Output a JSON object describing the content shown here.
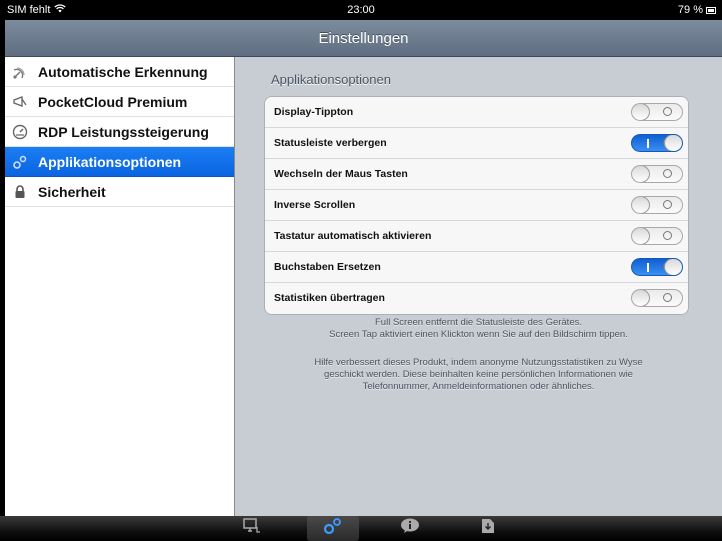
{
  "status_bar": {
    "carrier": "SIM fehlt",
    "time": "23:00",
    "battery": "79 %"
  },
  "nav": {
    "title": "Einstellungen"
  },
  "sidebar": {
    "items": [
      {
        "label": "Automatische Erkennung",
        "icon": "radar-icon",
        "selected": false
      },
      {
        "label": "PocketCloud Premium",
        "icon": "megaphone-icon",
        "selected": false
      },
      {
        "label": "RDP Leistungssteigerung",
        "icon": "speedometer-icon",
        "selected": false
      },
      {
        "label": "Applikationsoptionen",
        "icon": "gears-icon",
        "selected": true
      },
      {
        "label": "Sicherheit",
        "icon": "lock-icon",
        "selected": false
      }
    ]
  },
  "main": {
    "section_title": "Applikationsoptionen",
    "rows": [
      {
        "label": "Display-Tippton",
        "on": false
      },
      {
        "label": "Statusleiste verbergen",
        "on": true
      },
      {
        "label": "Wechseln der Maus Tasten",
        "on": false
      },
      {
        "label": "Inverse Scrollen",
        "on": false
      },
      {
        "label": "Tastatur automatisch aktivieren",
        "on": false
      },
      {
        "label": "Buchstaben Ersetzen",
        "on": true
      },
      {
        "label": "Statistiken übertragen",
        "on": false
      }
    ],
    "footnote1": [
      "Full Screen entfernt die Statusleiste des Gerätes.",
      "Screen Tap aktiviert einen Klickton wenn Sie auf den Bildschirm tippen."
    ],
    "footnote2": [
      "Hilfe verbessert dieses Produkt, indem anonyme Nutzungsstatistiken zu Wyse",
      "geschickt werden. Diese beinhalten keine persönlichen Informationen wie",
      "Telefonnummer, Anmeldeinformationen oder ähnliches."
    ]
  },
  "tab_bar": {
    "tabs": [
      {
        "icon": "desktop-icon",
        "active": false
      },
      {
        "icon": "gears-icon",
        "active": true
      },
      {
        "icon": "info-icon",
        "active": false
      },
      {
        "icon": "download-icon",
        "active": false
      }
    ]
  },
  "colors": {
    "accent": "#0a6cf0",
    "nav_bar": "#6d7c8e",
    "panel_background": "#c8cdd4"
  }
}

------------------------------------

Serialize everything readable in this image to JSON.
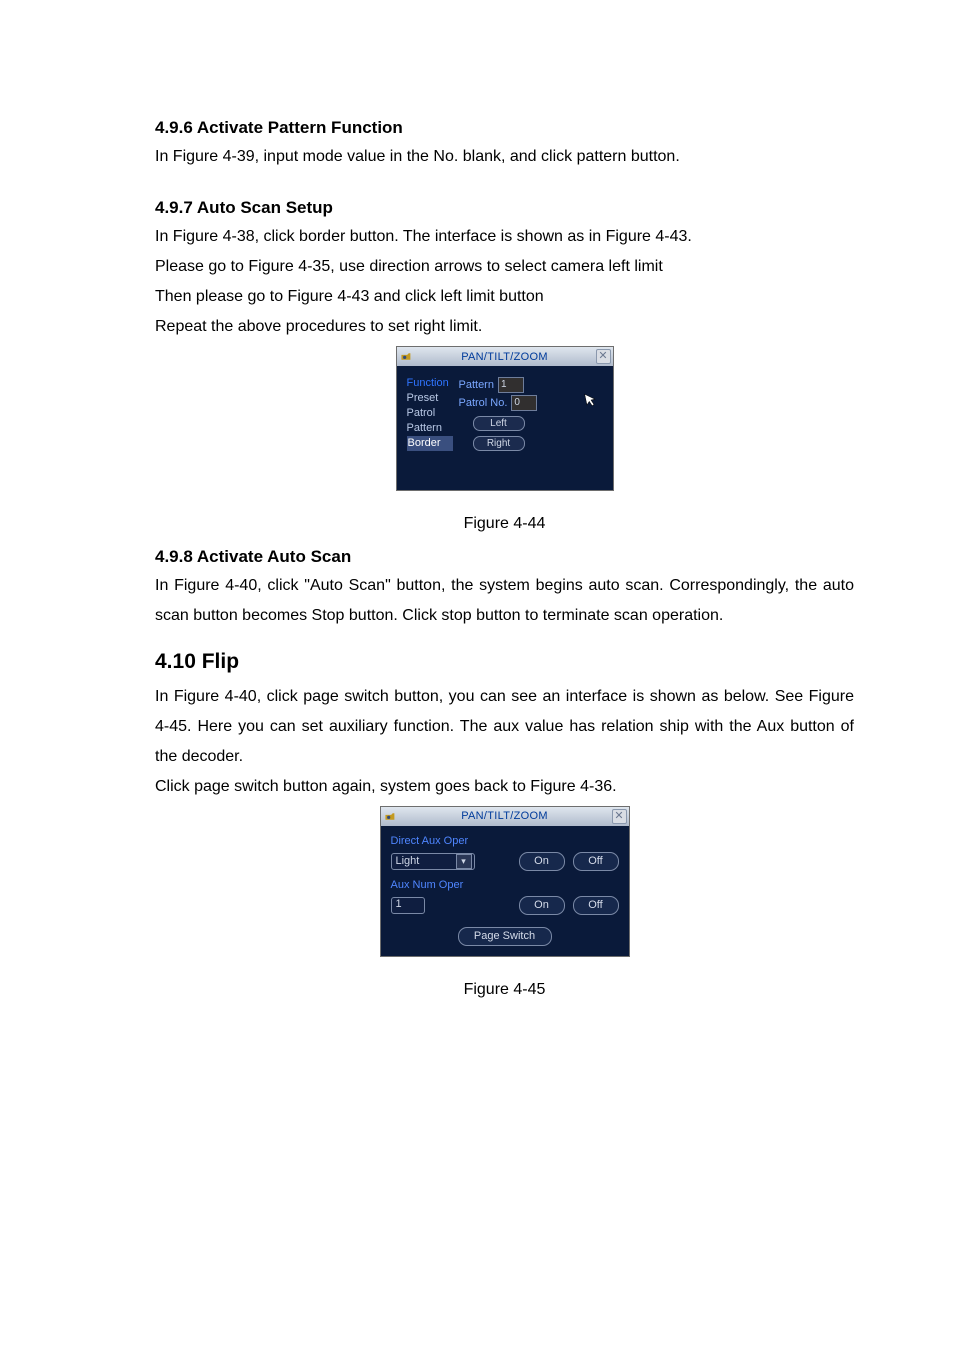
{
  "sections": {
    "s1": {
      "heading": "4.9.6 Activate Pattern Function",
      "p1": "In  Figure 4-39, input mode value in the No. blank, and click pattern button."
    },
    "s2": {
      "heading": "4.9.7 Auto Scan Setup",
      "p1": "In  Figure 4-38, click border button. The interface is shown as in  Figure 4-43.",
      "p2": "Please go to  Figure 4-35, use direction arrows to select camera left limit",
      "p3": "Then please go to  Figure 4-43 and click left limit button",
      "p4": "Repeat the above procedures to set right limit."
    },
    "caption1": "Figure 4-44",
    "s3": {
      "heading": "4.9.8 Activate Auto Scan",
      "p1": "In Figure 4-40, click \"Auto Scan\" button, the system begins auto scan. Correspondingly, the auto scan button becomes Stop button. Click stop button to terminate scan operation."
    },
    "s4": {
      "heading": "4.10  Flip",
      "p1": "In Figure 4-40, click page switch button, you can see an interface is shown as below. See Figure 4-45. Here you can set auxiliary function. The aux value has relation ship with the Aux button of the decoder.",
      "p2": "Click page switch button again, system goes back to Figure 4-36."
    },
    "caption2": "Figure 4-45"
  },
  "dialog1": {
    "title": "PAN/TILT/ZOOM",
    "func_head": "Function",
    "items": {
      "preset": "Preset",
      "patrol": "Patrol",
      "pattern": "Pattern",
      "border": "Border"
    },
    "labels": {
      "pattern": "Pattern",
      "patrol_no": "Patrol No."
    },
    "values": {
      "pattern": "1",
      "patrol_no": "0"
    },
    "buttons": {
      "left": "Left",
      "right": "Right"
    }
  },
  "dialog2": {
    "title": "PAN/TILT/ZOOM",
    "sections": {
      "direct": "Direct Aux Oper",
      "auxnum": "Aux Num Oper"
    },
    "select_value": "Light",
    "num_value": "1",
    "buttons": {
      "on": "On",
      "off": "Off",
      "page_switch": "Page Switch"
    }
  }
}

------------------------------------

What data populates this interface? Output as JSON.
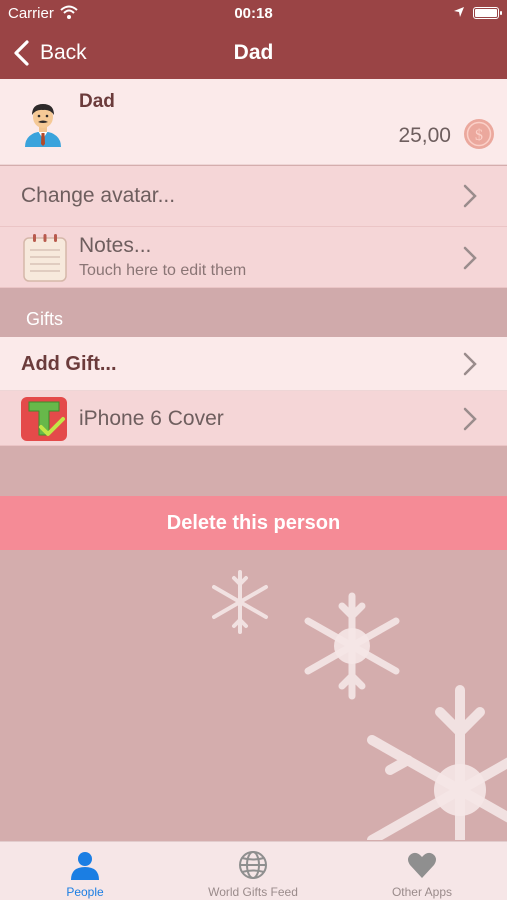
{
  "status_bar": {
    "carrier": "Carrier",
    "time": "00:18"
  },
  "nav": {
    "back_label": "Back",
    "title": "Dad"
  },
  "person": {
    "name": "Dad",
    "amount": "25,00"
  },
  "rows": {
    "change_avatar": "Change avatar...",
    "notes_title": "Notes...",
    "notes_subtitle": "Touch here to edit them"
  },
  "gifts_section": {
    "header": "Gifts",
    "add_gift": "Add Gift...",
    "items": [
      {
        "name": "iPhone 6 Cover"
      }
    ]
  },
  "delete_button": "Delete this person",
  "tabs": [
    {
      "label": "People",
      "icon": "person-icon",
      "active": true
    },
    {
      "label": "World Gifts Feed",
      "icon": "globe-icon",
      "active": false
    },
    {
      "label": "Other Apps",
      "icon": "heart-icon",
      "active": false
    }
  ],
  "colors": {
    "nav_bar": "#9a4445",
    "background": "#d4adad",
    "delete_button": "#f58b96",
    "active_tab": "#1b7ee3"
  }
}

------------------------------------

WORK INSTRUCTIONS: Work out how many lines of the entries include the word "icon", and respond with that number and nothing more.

REPLY: 12